I crossed and wove between some rocky lumps (though keeping clear of steeper crags off to my left) to reach the day's second Munro after about four hours. This has two slight tops, so I visited both to be certain, though the northeastern cairn does look higher (the other might not even edge over 3000 feet).
Atop Beinn Teallach

With cloud covering the skies and getting closer, I didn't want to linger for too long. The long southern side of the hill makes for an easy descent; there are scattered rocks, but not thick or loose enough to be troublesome. There were traces of a path or track at first, but I left or lost that while tending slightly eastwards, hoping to join and cross the Allt a'Chaorainn further down.
As it turned out, I stayed on (and a way above) the west bank until I joined a rough vehicle track at 400 metres or so. I followed that through a fence-line, then for a while more, until the slopes around the stream eased enough to make a crossing further down. That left me with little over half a km of ground to cross to reach the stile and rejoin my walk in.
I varied that by following the Allt a'Chaorainn down past the forestry track, to try the footpath (marked with green-topped posts) instead. That proved extremely boggy, even in the otherwise good conditions, so it must be a quagmire in wet weather. But I managed to get through with both of my boots and most of my dignity, though needing to jump, scramble round a few trees and use any advantage I could find.

The path saves a few hundred metres' distance (and avoids a little reascent), though the solid track is easier going. After a few more curves and turns down the track, I reached the gate and then had a last short stretch along the road to my car. The verge beside it proved to have been strimmed while it was parked, giving me concern for the tyres, though luckily those had suffered nothing worse than sprinkling with grass.
After changing from my boots, I wandered a little way to take a look over Loch Laggan (the lower part, which is a reservoir). The clouds were definitely turning now, so I didn't hang around, making my escape just as the rain began (and continued, or followed me, for the rest of the afternoon).
Approaching rain clouds

Re: Before the rain came Spean down

PostPosted: Sat Jul 12, 2014 11:41 pm
by mrssanta
that was good lovely pictures, the violet is really beautiful. We don't often see reports of these two.

Re: Before the rain came Spean down

PostPosted: Sun Jul 13, 2014 12:09 am
by Driftwood
I do think twice (though that doesn't often put me off!) about putting up trip reports for the most popular routes, because there are usually dozens of great reports up already. This are a bit overshadowed by having neighbours like Creag Meagaidh, but (especially coming from Norfolk), there's still plenty of interest to them.

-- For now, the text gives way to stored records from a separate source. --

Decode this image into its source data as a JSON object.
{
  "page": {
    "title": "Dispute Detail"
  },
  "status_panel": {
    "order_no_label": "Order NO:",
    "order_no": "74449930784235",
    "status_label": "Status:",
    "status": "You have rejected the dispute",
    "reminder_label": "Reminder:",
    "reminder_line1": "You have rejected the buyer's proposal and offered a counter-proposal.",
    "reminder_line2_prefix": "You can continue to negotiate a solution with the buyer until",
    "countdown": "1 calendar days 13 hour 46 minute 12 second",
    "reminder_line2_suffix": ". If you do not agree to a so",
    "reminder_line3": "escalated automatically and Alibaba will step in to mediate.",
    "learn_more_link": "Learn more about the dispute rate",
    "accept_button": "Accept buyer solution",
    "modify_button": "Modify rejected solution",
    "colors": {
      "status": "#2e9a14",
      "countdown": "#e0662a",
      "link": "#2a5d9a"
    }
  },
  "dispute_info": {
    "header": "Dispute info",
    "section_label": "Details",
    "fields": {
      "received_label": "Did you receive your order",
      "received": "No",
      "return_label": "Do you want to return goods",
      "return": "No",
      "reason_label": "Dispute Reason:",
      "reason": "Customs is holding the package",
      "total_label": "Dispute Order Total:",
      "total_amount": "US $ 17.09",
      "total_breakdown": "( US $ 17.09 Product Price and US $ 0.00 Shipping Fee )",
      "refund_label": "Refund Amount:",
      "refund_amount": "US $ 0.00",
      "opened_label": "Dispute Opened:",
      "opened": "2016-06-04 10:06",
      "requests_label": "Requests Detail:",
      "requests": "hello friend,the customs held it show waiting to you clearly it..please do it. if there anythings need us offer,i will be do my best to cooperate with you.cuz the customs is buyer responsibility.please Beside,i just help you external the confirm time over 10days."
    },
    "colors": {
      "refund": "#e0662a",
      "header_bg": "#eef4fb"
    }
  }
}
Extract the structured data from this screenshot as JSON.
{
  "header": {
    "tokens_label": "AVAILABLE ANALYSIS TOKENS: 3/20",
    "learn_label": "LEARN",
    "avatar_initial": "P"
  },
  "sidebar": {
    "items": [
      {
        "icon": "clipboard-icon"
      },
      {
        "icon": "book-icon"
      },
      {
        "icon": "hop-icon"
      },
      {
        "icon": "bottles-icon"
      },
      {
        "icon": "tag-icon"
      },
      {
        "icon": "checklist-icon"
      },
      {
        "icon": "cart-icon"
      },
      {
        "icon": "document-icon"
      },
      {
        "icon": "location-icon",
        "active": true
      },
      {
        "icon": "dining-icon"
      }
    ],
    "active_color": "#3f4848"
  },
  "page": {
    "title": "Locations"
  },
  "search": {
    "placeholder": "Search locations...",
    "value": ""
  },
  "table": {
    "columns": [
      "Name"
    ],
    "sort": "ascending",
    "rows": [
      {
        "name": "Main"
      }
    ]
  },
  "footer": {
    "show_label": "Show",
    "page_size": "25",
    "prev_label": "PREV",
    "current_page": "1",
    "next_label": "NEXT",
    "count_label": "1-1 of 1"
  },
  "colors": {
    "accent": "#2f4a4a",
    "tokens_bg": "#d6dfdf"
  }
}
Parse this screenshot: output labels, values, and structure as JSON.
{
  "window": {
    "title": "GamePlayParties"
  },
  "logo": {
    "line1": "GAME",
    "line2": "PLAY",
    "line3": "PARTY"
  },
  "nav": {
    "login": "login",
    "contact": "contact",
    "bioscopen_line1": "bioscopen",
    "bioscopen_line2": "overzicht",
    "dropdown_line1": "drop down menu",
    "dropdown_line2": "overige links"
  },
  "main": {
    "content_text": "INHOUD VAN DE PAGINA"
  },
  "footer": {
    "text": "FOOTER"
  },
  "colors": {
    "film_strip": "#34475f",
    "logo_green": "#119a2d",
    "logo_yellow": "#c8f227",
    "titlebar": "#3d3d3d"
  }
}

As for the violet, flowers and other plants are constantly catching my attention. And they're a good excuse for a photo stop, especially during ascents :lol: